One important note, the workload is heavy on writing data but does not generate a lot of read activities. Please take this in account as this will very differ in a real-life scenario.


In an environment where resources are shared, it is always important to reduce the impact on the components. MCSIO allows to leverage the fast memory which will reduce the storage load.

This research proofs the benefits of MCSIO as there is a great reduction in the load on the storage system. Even with the default configuration, which is using a 256MB with a 10GB overflow disk, there is already a big advantage. In our particular frame of reference, the larger the memory cache, the less there has to be written to disk. In theory even, if you size the cache large enough you can reduce the write activities to zero.

There is a clear difference when looking from a hypervisor or VM perspective. When validating the use of MCSIO it is important to take a look at the specific metrics that are available in the VM.
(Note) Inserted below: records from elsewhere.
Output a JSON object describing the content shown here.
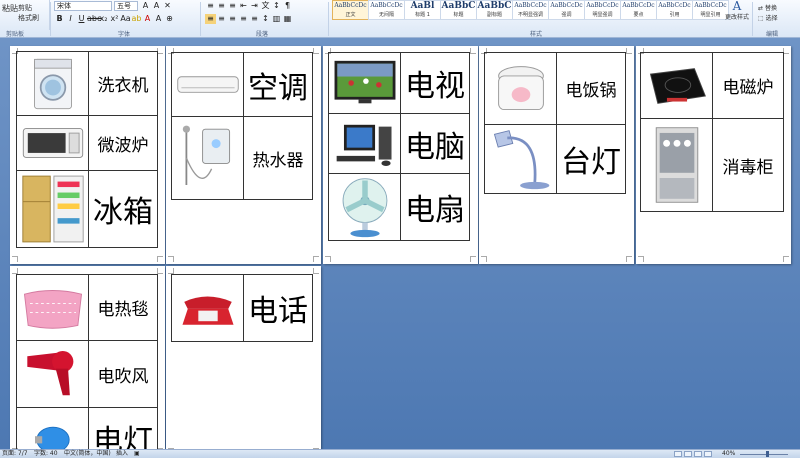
{
  "ribbon": {
    "clipboard": {
      "paste_label": "粘贴",
      "cut_label": "剪贴",
      "format_painter_label": "格式刷",
      "group_label": "剪贴板"
    },
    "font": {
      "font_name": "宋体",
      "font_size": "五号",
      "group_label": "字体"
    },
    "paragraph": {
      "group_label": "段落"
    },
    "styles": {
      "group_label": "样式",
      "items": [
        {
          "sample": "AaBbCcDc",
          "name": "正文"
        },
        {
          "sample": "AaBbCcDc",
          "name": "无间隔"
        },
        {
          "sample": "AaBl",
          "name": "标题 1"
        },
        {
          "sample": "AaBbC",
          "name": "标题"
        },
        {
          "sample": "AaBbC",
          "name": "副标题"
        },
        {
          "sample": "AaBbCcDc",
          "name": "不明显强调"
        },
        {
          "sample": "AaBbCcDc",
          "name": "强调"
        },
        {
          "sample": "AaBbCcDc",
          "name": "明显强调"
        },
        {
          "sample": "AaBbCcDc",
          "name": "要点"
        },
        {
          "sample": "AaBbCcDc",
          "name": "引用"
        },
        {
          "sample": "AaBbCcDc",
          "name": "明显引用"
        }
      ],
      "change_styles_label": "更改样式"
    },
    "editing": {
      "replace_label": "替换",
      "select_label": "选择",
      "group_label": "编辑"
    }
  },
  "pages": [
    {
      "items": [
        {
          "icon": "washing-machine-icon",
          "label": "洗衣机"
        },
        {
          "icon": "microwave-icon",
          "label": "微波炉"
        },
        {
          "icon": "refrigerator-icon",
          "label": "冰箱"
        }
      ]
    },
    {
      "items": [
        {
          "icon": "air-conditioner-icon",
          "label": "空调"
        },
        {
          "icon": "water-heater-icon",
          "label": "热水器"
        }
      ]
    },
    {
      "items": [
        {
          "icon": "television-icon",
          "label": "电视"
        },
        {
          "icon": "computer-icon",
          "label": "电脑"
        },
        {
          "icon": "electric-fan-icon",
          "label": "电扇"
        }
      ]
    },
    {
      "items": [
        {
          "icon": "rice-cooker-icon",
          "label": "电饭锅"
        },
        {
          "icon": "desk-lamp-icon",
          "label": "台灯"
        }
      ]
    },
    {
      "items": [
        {
          "icon": "induction-cooker-icon",
          "label": "电磁炉"
        },
        {
          "icon": "disinfection-cabinet-icon",
          "label": "消毒柜"
        }
      ]
    },
    {
      "items": [
        {
          "icon": "electric-blanket-icon",
          "label": "电热毯"
        },
        {
          "icon": "hair-dryer-icon",
          "label": "电吹风"
        },
        {
          "icon": "light-bulb-icon",
          "label": "电灯"
        }
      ]
    },
    {
      "items": [
        {
          "icon": "telephone-icon",
          "label": "电话"
        }
      ]
    }
  ],
  "status": {
    "page": "页面: 7/7",
    "words": "字数: 40",
    "language": "中文(简体，中国)",
    "insert": "插入",
    "zoom": "40%"
  }
}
Even when having very fast storage in place, there is still a benefit using MCSIO as it reduces the storage load. Additionally, as the overflow disk is persistent, it does provide the opportunity to leverage this to store persistent data. It is important to keep the growth of the overflow disk in mind to avoid running out of storage capacity. Another important factor to take into account is the memory allocated for the cache. This memory is claimed by the MCSIO driver and will not be available for the operating system. It is important to have enough memory resources available.

Please take into account this is a simulated scenario and results may vary in production. Therefore, it is highly recommended to monitor the actual MCSIO usage, as our conclusion may be different in a production environment.

Do you use Citrix MCSIO in your environment? Please share your experience or thoughts in the comment below or at the Slack channel.

Photo by Markus Spiske on Unsplash.